What are a light switch and a dimmer switch?

You can turn On any lights be it at home, in a machine, or vehicle by using the ‘light switch’ but sometimes for some reasons you don’t want the full beam of light therefore, you use the dimmer switch so you can go from high beam to low beam and vice versa. Sometimes the arrangement is three positions, that is, high, low and off. However some applications demand smooth control of light intensity between low and high. In this case intensity is continuously variable using any of different variations and technique used for dimmer. There are different Variations of Dimmer Switch including:

  1. Programmable dimming control via ARDUINO etc.
  2. Some phase shift control by TRIAC
  3. PWM power control
  4. Simple transistor control
  5. Steps Transformer Control
  6. Potentiometer/Rheostat

Where is a dimmer switch useful?

A dimmer will work with incandescent and LED lights, and DC motors; also heating elements such as power control of heating devices like heating element in Water Bath, Incubator, and hot air oven/sterilizers. However there are design variations and complexity but the type of simple control is not smooth but it does work. One good thing about this is that it is durable and sustainable. Precision may not be taken seriously but it is accurate.

Dimmer Switch is used in:

  • Light intensity control for ophthalmic equipment like microscope: ophthalmoscope, slit lamp, bipolar coagulating diathermy etc.
  • Light intensity control for homes and apartment
  • Could be adapted to speed control of small electric motors

How do I make a simple Dimmer switch?

The simplest dimmer switch is a variable resistor also commonly called rheostat. You achieve control by varying the resistance between the light and the power supplies. When a variable resistor is used in a circuit to vary the brightness of a light bulb, you make the resistance greater when you want a dimmer light setting and you make the resistance smaller when you want a brighter light setting. Resistance is increased by increasing the length of the path of resistive material through which the electrons have to flow, and is decreased by decreasing the length of the path. .
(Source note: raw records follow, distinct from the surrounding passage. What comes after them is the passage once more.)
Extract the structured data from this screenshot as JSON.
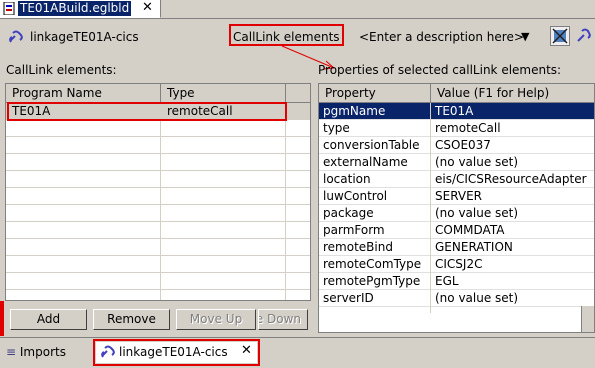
{
  "editor_tab": {
    "title": "TE01ABuild.eglbld",
    "close": "✕"
  },
  "header": {
    "title": "linkageTE01A-cics",
    "section_button": "CallLink elements",
    "description_placeholder": "<Enter a description here>",
    "dropdown_arrow": "▼"
  },
  "left_panel": {
    "label": "CallLink elements:",
    "columns": [
      "Program Name",
      "Type"
    ],
    "rows": [
      {
        "program_name": "TE01A",
        "type": "remoteCall"
      }
    ]
  },
  "right_panel": {
    "label": "Properties of selected callLink elements:",
    "columns": [
      "Property",
      "Value (F1 for Help)"
    ],
    "rows": [
      {
        "property": "pgmName",
        "value": "TE01A"
      },
      {
        "property": "type",
        "value": "remoteCall"
      },
      {
        "property": "conversionTable",
        "value": "CSOE037"
      },
      {
        "property": "externalName",
        "value": "(no value set)"
      },
      {
        "property": "location",
        "value": "eis/CICSResourceAdapter"
      },
      {
        "property": "luwControl",
        "value": "SERVER"
      },
      {
        "property": "package",
        "value": "(no value set)"
      },
      {
        "property": "parmForm",
        "value": "COMMDATA"
      },
      {
        "property": "remoteBind",
        "value": "GENERATION"
      },
      {
        "property": "remoteComType",
        "value": "CICSJ2C"
      },
      {
        "property": "remotePgmType",
        "value": "EGL"
      },
      {
        "property": "serverID",
        "value": "(no value set)"
      }
    ]
  },
  "buttons": {
    "add": "Add",
    "remove": "Remove",
    "move_up": "Move Up",
    "move_down": "Move Down"
  },
  "bottom_tabs": {
    "imports": "Imports",
    "imports_glyph": "≡",
    "linkage": "linkageTE01A-cics",
    "close": "✕"
  },
  "colors": {
    "selection": "#0a246a",
    "highlight_box": "#e00000",
    "annotation_arrow": "#e00000"
  }
}
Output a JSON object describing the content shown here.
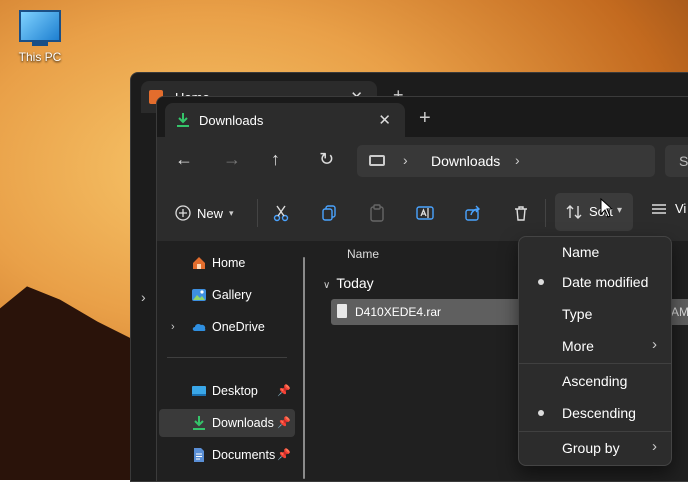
{
  "desktop": {
    "icon_label": "This PC"
  },
  "back_window": {
    "tab_title": "Home",
    "close": "✕",
    "new_tab": "+"
  },
  "front_window": {
    "tab_title": "Downloads",
    "close": "✕",
    "new_tab": "+",
    "nav": {
      "back": "←",
      "forward": "→",
      "up": "↑",
      "refresh": "↻"
    },
    "address": {
      "separator": "›",
      "crumb": "Downloads"
    },
    "search_placeholder": "S",
    "toolbar": {
      "new_label": "New",
      "sort_label": "Sort",
      "view_label": "Vi"
    },
    "sidebar": {
      "items": [
        {
          "label": "Home"
        },
        {
          "label": "Gallery"
        },
        {
          "label": "OneDrive"
        },
        {
          "label": "Desktop"
        },
        {
          "label": "Downloads"
        },
        {
          "label": "Documents"
        }
      ]
    },
    "files": {
      "column_name": "Name",
      "group": "Today",
      "rows": [
        {
          "name": "D410XEDE4.rar",
          "time_suffix": "AM"
        }
      ]
    }
  },
  "sort_menu": {
    "items": [
      {
        "label": "Name",
        "selected": false
      },
      {
        "label": "Date modified",
        "selected": true
      },
      {
        "label": "Type",
        "selected": false
      },
      {
        "label": "More",
        "submenu": true
      },
      {
        "label": "Ascending",
        "selected": false
      },
      {
        "label": "Descending",
        "selected": true
      },
      {
        "label": "Group by",
        "submenu": true
      }
    ],
    "submenu_arrow": "›"
  },
  "colors": {
    "accent_green": "#35c46a",
    "folder_blue": "#2f8fe0",
    "window_bg": "#202020"
  }
}
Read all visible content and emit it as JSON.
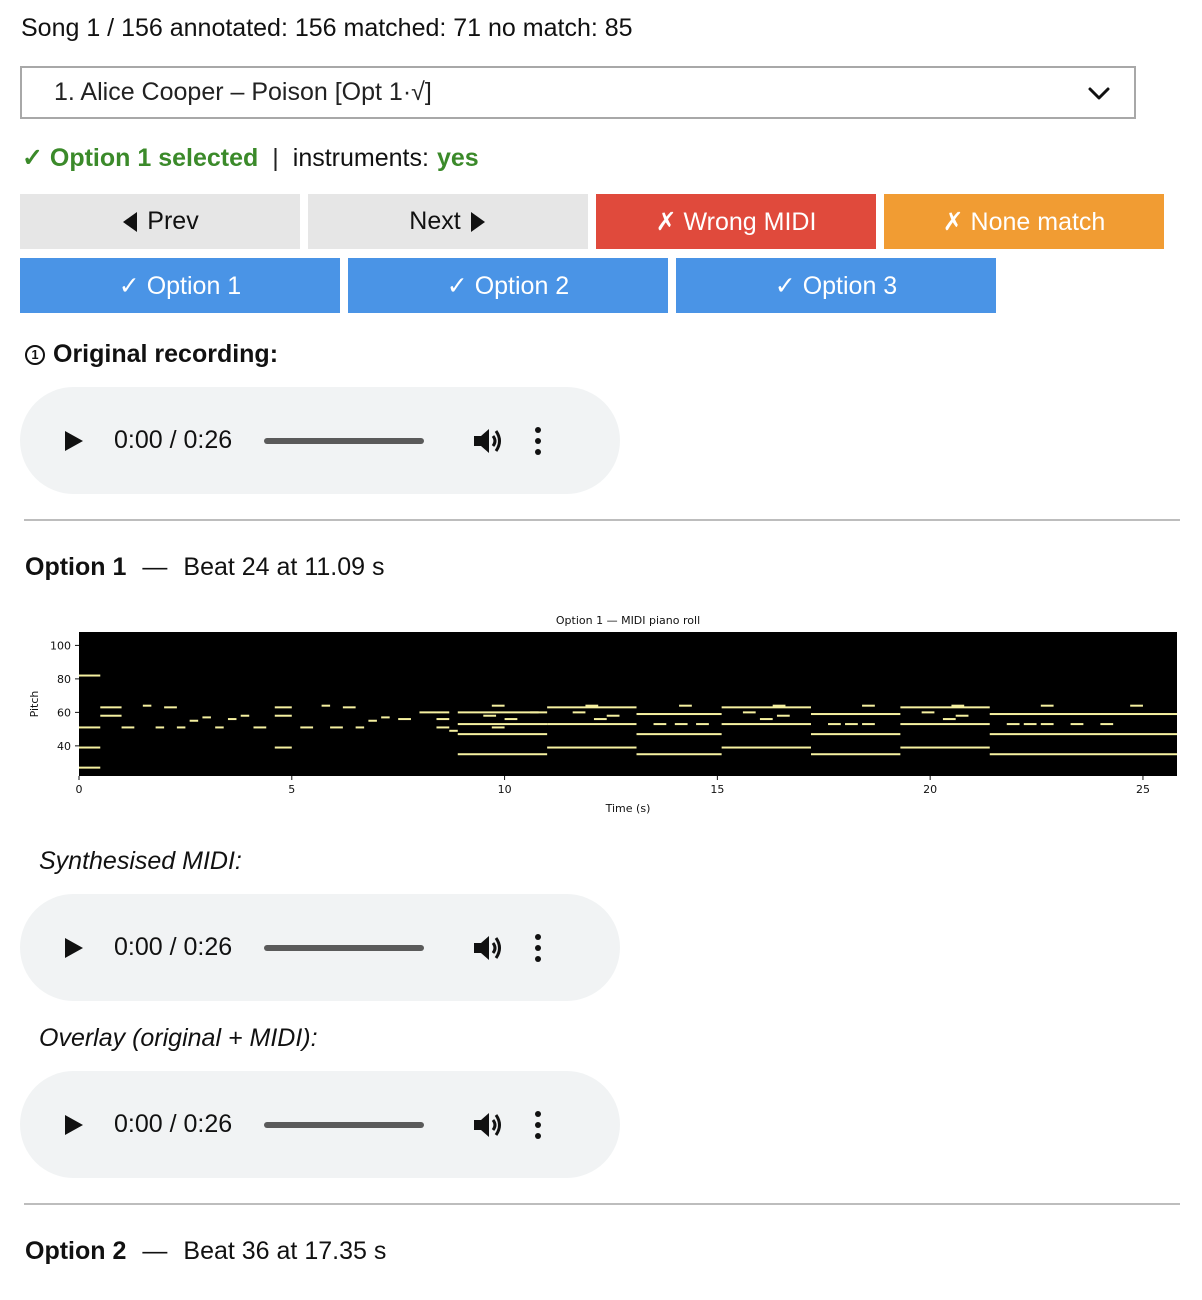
{
  "status": {
    "text": "Song 1 / 156 annotated: 156 matched: 71 no match: 85"
  },
  "song_select": {
    "selected": "1. Alice Cooper – Poison [Opt 1·√]"
  },
  "selection": {
    "selected_label": "✓ Option 1 selected",
    "separator": "|",
    "instruments_label": "instruments:",
    "instruments_value": "yes"
  },
  "nav": {
    "prev": "Prev",
    "next": "Next",
    "wrong_midi": "✗ Wrong MIDI",
    "none_match": "✗ None match"
  },
  "options": [
    "✓ Option 1",
    "✓ Option 2",
    "✓ Option 3"
  ],
  "original": {
    "title": "Original recording:",
    "number": "1",
    "time": "0:00 / 0:26"
  },
  "option1": {
    "name": "Option 1",
    "dash": "—",
    "detail": "Beat 24 at 11.09 s",
    "synth_label": "Synthesised MIDI:",
    "synth_time": "0:00 / 0:26",
    "overlay_label": "Overlay (original + MIDI):",
    "overlay_time": "0:00 / 0:26"
  },
  "option2": {
    "name": "Option 2",
    "dash": "—",
    "detail": "Beat 36 at 17.35 s"
  },
  "colors": {
    "green": "#3b8a2a",
    "red": "#e04a3c",
    "orange": "#f19c33",
    "blue": "#4a94e6",
    "note": "#f5f0a0"
  },
  "chart_data": {
    "type": "heatmap",
    "title": "Option 1 — MIDI piano roll",
    "xlabel": "Time (s)",
    "ylabel": "Pitch",
    "xlim": [
      0,
      25.8
    ],
    "ylim": [
      22,
      108
    ],
    "xticks": [
      0,
      5,
      10,
      15,
      20,
      25
    ],
    "yticks": [
      40,
      60,
      80,
      100
    ],
    "notes": [
      [
        0,
        0.5,
        82
      ],
      [
        0,
        0.5,
        51
      ],
      [
        0,
        0.5,
        39
      ],
      [
        0,
        0.5,
        27
      ],
      [
        0.5,
        1.0,
        63
      ],
      [
        0.5,
        1.0,
        58
      ],
      [
        1.0,
        1.3,
        51
      ],
      [
        1.5,
        1.7,
        64
      ],
      [
        1.8,
        2.0,
        51
      ],
      [
        2.0,
        2.3,
        63
      ],
      [
        2.3,
        2.5,
        51
      ],
      [
        2.6,
        2.8,
        55
      ],
      [
        2.9,
        3.1,
        57
      ],
      [
        3.2,
        3.4,
        51
      ],
      [
        3.5,
        3.7,
        56
      ],
      [
        3.8,
        4.0,
        58
      ],
      [
        4.1,
        4.4,
        51
      ],
      [
        4.6,
        5.0,
        63
      ],
      [
        4.6,
        5.0,
        58
      ],
      [
        4.6,
        5.0,
        39
      ],
      [
        5.2,
        5.5,
        51
      ],
      [
        5.7,
        5.9,
        64
      ],
      [
        5.9,
        6.2,
        51
      ],
      [
        6.2,
        6.5,
        63
      ],
      [
        6.5,
        6.7,
        51
      ],
      [
        6.8,
        7.0,
        55
      ],
      [
        7.1,
        7.3,
        57
      ],
      [
        7.5,
        7.8,
        56
      ],
      [
        8.0,
        8.4,
        60
      ],
      [
        8.4,
        8.7,
        60
      ],
      [
        8.4,
        8.7,
        56
      ],
      [
        8.4,
        8.7,
        51
      ],
      [
        8.7,
        8.9,
        49
      ],
      [
        8.9,
        11.0,
        60
      ],
      [
        8.9,
        11.0,
        53
      ],
      [
        8.9,
        11.0,
        47
      ],
      [
        8.9,
        11.0,
        35
      ],
      [
        9.5,
        9.8,
        58
      ],
      [
        9.7,
        10.0,
        51
      ],
      [
        10.0,
        10.3,
        56
      ],
      [
        10.6,
        10.8,
        60
      ],
      [
        11.0,
        13.1,
        63
      ],
      [
        11.0,
        13.1,
        53
      ],
      [
        11.0,
        13.1,
        39
      ],
      [
        11.6,
        11.9,
        60
      ],
      [
        12.1,
        12.4,
        56
      ],
      [
        12.4,
        12.7,
        58
      ],
      [
        13.1,
        15.1,
        59
      ],
      [
        13.1,
        15.1,
        47
      ],
      [
        13.1,
        15.1,
        35
      ],
      [
        13.5,
        13.8,
        53
      ],
      [
        14.0,
        14.3,
        53
      ],
      [
        14.5,
        14.8,
        53
      ],
      [
        15.1,
        17.2,
        63
      ],
      [
        15.1,
        17.2,
        53
      ],
      [
        15.1,
        17.2,
        39
      ],
      [
        15.6,
        15.9,
        60
      ],
      [
        16.0,
        16.3,
        56
      ],
      [
        16.4,
        16.7,
        58
      ],
      [
        17.2,
        19.3,
        59
      ],
      [
        17.2,
        19.3,
        47
      ],
      [
        17.2,
        19.3,
        35
      ],
      [
        17.6,
        17.9,
        53
      ],
      [
        18.0,
        18.3,
        53
      ],
      [
        18.4,
        18.7,
        53
      ],
      [
        19.3,
        21.4,
        63
      ],
      [
        19.3,
        21.4,
        53
      ],
      [
        19.3,
        21.4,
        39
      ],
      [
        19.8,
        20.1,
        60
      ],
      [
        20.3,
        20.6,
        56
      ],
      [
        20.6,
        20.9,
        58
      ],
      [
        21.4,
        25.8,
        59
      ],
      [
        21.4,
        25.8,
        47
      ],
      [
        21.4,
        25.8,
        35
      ],
      [
        21.8,
        22.1,
        53
      ],
      [
        22.2,
        22.5,
        53
      ],
      [
        22.6,
        22.9,
        53
      ],
      [
        23.3,
        23.6,
        53
      ],
      [
        24.0,
        24.3,
        53
      ],
      [
        9.7,
        10.0,
        64
      ],
      [
        11.9,
        12.2,
        64
      ],
      [
        14.1,
        14.4,
        64
      ],
      [
        16.3,
        16.6,
        64
      ],
      [
        18.4,
        18.7,
        64
      ],
      [
        20.5,
        20.8,
        64
      ],
      [
        22.6,
        22.9,
        64
      ],
      [
        24.7,
        25.0,
        64
      ]
    ]
  }
}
Resistance is calculated in an electrical circuit, like the one below, through the use of Ohm’s law, and is measured in the units of ohms.